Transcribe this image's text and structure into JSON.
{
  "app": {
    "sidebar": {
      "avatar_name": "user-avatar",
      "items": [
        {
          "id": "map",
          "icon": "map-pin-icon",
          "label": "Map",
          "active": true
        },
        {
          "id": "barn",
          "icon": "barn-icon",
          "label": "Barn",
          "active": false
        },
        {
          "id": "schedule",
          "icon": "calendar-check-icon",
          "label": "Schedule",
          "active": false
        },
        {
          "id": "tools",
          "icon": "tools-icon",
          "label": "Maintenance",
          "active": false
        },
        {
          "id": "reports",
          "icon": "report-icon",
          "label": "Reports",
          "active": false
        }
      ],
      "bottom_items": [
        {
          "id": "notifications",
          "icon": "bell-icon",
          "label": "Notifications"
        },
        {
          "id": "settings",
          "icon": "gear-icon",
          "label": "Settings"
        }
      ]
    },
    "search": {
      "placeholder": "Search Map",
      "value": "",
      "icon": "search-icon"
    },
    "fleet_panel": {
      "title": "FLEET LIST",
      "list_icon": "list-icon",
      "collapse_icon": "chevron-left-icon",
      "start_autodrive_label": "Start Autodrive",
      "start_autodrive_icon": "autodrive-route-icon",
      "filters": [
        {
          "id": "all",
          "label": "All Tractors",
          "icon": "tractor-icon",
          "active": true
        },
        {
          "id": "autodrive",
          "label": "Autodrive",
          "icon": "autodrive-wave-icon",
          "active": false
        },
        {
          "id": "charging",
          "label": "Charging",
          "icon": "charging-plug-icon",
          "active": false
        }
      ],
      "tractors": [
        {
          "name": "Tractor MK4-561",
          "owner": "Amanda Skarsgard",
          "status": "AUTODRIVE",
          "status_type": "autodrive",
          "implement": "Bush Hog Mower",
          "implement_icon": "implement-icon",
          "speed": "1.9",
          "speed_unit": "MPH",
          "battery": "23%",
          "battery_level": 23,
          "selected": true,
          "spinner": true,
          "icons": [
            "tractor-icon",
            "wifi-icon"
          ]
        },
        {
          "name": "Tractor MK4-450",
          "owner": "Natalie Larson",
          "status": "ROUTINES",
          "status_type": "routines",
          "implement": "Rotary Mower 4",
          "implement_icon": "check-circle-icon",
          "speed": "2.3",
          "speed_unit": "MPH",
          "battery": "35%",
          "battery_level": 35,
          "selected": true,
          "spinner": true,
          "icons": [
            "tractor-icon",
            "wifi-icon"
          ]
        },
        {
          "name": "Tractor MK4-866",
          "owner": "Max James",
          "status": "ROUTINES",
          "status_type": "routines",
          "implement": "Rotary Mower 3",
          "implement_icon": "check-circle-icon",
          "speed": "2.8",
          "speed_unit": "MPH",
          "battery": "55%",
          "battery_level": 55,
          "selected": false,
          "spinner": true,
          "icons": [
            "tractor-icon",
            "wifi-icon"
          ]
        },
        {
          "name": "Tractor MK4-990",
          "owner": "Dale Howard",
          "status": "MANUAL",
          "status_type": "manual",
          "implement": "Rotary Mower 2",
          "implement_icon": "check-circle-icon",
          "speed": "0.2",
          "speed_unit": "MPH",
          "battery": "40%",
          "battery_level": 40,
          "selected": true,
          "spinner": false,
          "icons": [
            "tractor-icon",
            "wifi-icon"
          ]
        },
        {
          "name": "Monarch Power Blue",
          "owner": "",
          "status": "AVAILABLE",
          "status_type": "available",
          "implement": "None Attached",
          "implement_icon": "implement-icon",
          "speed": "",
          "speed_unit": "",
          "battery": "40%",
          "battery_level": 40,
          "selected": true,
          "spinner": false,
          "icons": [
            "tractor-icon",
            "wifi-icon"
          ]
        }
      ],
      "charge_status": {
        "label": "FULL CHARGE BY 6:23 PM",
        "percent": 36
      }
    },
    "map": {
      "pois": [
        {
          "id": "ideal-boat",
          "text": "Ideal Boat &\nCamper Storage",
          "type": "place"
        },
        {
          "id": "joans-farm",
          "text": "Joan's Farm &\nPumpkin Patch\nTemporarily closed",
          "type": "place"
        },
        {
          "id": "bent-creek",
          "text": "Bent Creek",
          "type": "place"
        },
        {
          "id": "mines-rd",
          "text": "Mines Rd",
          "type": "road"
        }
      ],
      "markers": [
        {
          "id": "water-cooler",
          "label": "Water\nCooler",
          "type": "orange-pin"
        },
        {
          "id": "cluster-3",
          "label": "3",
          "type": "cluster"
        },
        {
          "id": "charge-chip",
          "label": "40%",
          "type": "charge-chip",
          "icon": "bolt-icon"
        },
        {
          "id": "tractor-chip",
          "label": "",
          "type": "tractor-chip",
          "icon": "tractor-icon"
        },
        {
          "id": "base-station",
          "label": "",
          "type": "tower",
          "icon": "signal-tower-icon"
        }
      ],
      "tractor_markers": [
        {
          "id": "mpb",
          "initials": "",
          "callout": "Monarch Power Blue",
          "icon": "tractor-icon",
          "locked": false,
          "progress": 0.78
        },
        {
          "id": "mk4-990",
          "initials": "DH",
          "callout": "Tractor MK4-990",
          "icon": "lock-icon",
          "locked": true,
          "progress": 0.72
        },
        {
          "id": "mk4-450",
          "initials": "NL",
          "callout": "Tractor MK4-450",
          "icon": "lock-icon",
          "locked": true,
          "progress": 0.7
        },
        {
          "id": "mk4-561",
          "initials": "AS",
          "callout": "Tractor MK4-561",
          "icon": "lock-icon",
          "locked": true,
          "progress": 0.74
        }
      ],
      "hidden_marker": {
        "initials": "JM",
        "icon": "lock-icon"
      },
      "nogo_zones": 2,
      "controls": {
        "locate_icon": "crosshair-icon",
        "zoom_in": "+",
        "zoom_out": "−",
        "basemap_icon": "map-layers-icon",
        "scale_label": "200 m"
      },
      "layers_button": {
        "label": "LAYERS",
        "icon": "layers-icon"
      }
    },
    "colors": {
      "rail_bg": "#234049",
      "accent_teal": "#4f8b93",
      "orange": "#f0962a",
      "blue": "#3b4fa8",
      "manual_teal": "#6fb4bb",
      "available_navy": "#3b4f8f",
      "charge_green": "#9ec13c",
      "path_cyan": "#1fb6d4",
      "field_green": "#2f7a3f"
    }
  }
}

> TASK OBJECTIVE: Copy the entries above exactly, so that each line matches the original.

> ANSWER FOR THIS EXERCISE:
Transcribe this image's text and structure into JSON.
{
  "app": {
    "sidebar": {
      "avatar_name": "user-avatar",
      "items": [
        {
          "id": "map",
          "icon": "map-pin-icon",
          "label": "Map",
          "active": true
        },
        {
          "id": "barn",
          "icon": "barn-icon",
          "label": "Barn",
          "active": false
        },
        {
          "id": "schedule",
          "icon": "calendar-check-icon",
          "label": "Schedule",
          "active": false
        },
        {
          "id": "tools",
          "icon": "tools-icon",
          "label": "Maintenance",
          "active": false
        },
        {
          "id": "reports",
          "icon": "report-icon",
          "label": "Reports",
          "active": false
        }
      ],
      "bottom_items": [
        {
          "id": "notifications",
          "icon": "bell-icon",
          "label": "Notifications"
        },
        {
          "id": "settings",
          "icon": "gear-icon",
          "label": "Settings"
        }
      ]
    },
    "search": {
      "placeholder": "Search Map",
      "value": "",
      "icon": "search-icon"
    },
    "fleet_panel": {
      "title": "FLEET LIST",
      "list_icon": "list-icon",
      "collapse_icon": "chevron-left-icon",
      "start_autodrive_label": "Start Autodrive",
      "start_autodrive_icon": "autodrive-route-icon",
      "filters": [
        {
          "id": "all",
          "label": "All Tractors",
          "icon": "tractor-icon",
          "active": true
        },
        {
          "id": "autodrive",
          "label": "Autodrive",
          "icon": "autodrive-wave-icon",
          "active": false
        },
        {
          "id": "charging",
          "label": "Charging",
          "icon": "charging-plug-icon",
          "active": false
        }
      ],
      "tractors": [
        {
          "name": "Tractor MK4-561",
          "owner": "Amanda Skarsgard",
          "status": "AUTODRIVE",
          "status_type": "autodrive",
          "implement": "Bush Hog Mower",
          "implement_icon": "implement-icon",
          "speed": "1.9",
          "speed_unit": "MPH",
          "battery": "23%",
          "battery_level": 23,
          "selected": true,
          "spinner": true,
          "icons": [
            "tractor-icon",
            "wifi-icon"
          ]
        },
        {
          "name": "Tractor MK4-450",
          "owner": "Natalie Larson",
          "status": "ROUTINES",
          "status_type": "routines",
          "implement": "Rotary Mower 4",
          "implement_icon": "check-circle-icon",
          "speed": "2.3",
          "speed_unit": "MPH",
          "battery": "35%",
          "battery_level": 35,
          "selected": true,
          "spinner": true,
          "icons": [
            "tractor-icon",
            "wifi-icon"
          ]
        },
        {
          "name": "Tractor MK4-866",
          "owner": "Max James",
          "status": "ROUTINES",
          "status_type": "routines",
          "implement": "Rotary Mower 3",
          "implement_icon": "check-circle-icon",
          "speed": "2.8",
          "speed_unit": "MPH",
          "battery": "55%",
          "battery_level": 55,
          "selected": false,
          "spinner": true,
          "icons": [
            "tractor-icon",
            "wifi-icon"
          ]
        },
        {
          "name": "Tractor MK4-990",
          "owner": "Dale Howard",
          "status": "MANUAL",
          "status_type": "manual",
          "implement": "Rotary Mower 2",
          "implement_icon": "check-circle-icon",
          "speed": "0.2",
          "speed_unit": "MPH",
          "battery": "40%",
          "battery_level": 40,
          "selected": true,
          "spinner": false,
          "icons": [
            "tractor-icon",
            "wifi-icon"
          ]
        },
        {
          "name": "Monarch Power Blue",
          "owner": "",
          "status": "AVAILABLE",
          "status_type": "available",
          "implement": "None Attached",
          "implement_icon": "implement-icon",
          "speed": "",
          "speed_unit": "",
          "battery": "40%",
          "battery_level": 40,
          "selected": true,
          "spinner": false,
          "icons": [
            "tractor-icon",
            "wifi-icon"
          ]
        }
      ],
      "charge_status": {
        "label": "FULL CHARGE BY 6:23 PM",
        "percent": 36
      }
    },
    "map": {
      "pois": [
        {
          "id": "ideal-boat",
          "text": "Ideal Boat &\nCamper Storage",
          "type": "place"
        },
        {
          "id": "joans-farm",
          "text": "Joan's Farm &\nPumpkin Patch\nTemporarily closed",
          "type": "place"
        },
        {
          "id": "bent-creek",
          "text": "Bent Creek",
          "type": "place"
        },
        {
          "id": "mines-rd",
          "text": "Mines Rd",
          "type": "road"
        }
      ],
      "markers": [
        {
          "id": "water-cooler",
          "label": "Water\nCooler",
          "type": "orange-pin"
        },
        {
          "id": "cluster-3",
          "label": "3",
          "type": "cluster"
        },
        {
          "id": "charge-chip",
          "label": "40%",
          "type": "charge-chip",
          "icon": "bolt-icon"
        },
        {
          "id": "tractor-chip",
          "label": "",
          "type": "tractor-chip",
          "icon": "tractor-icon"
        },
        {
          "id": "base-station",
          "label": "",
          "type": "tower",
          "icon": "signal-tower-icon"
        }
      ],
      "tractor_markers": [
        {
          "id": "mpb",
          "initials": "",
          "callout": "Monarch Power Blue",
          "icon": "tractor-icon",
          "locked": false,
          "progress": 0.78
        },
        {
          "id": "mk4-990",
          "initials": "DH",
          "callout": "Tractor MK4-990",
          "icon": "lock-icon",
          "locked": true,
          "progress": 0.72
        },
        {
          "id": "mk4-450",
          "initials": "NL",
          "callout": "Tractor MK4-450",
          "icon": "lock-icon",
          "locked": true,
          "progress": 0.7
        },
        {
          "id": "mk4-561",
          "initials": "AS",
          "callout": "Tractor MK4-561",
          "icon": "lock-icon",
          "locked": true,
          "progress": 0.74
        }
      ],
      "hidden_marker": {
        "initials": "JM",
        "icon": "lock-icon"
      },
      "nogo_zones": 2,
      "controls": {
        "locate_icon": "crosshair-icon",
        "zoom_in": "+",
        "zoom_out": "−",
        "basemap_icon": "map-layers-icon",
        "scale_label": "200 m"
      },
      "layers_button": {
        "label": "LAYERS",
        "icon": "layers-icon"
      }
    },
    "colors": {
      "rail_bg": "#234049",
      "accent_teal": "#4f8b93",
      "orange": "#f0962a",
      "blue": "#3b4fa8",
      "manual_teal": "#6fb4bb",
      "available_navy": "#3b4f8f",
      "charge_green": "#9ec13c",
      "path_cyan": "#1fb6d4",
      "field_green": "#2f7a3f"
    }
  }
}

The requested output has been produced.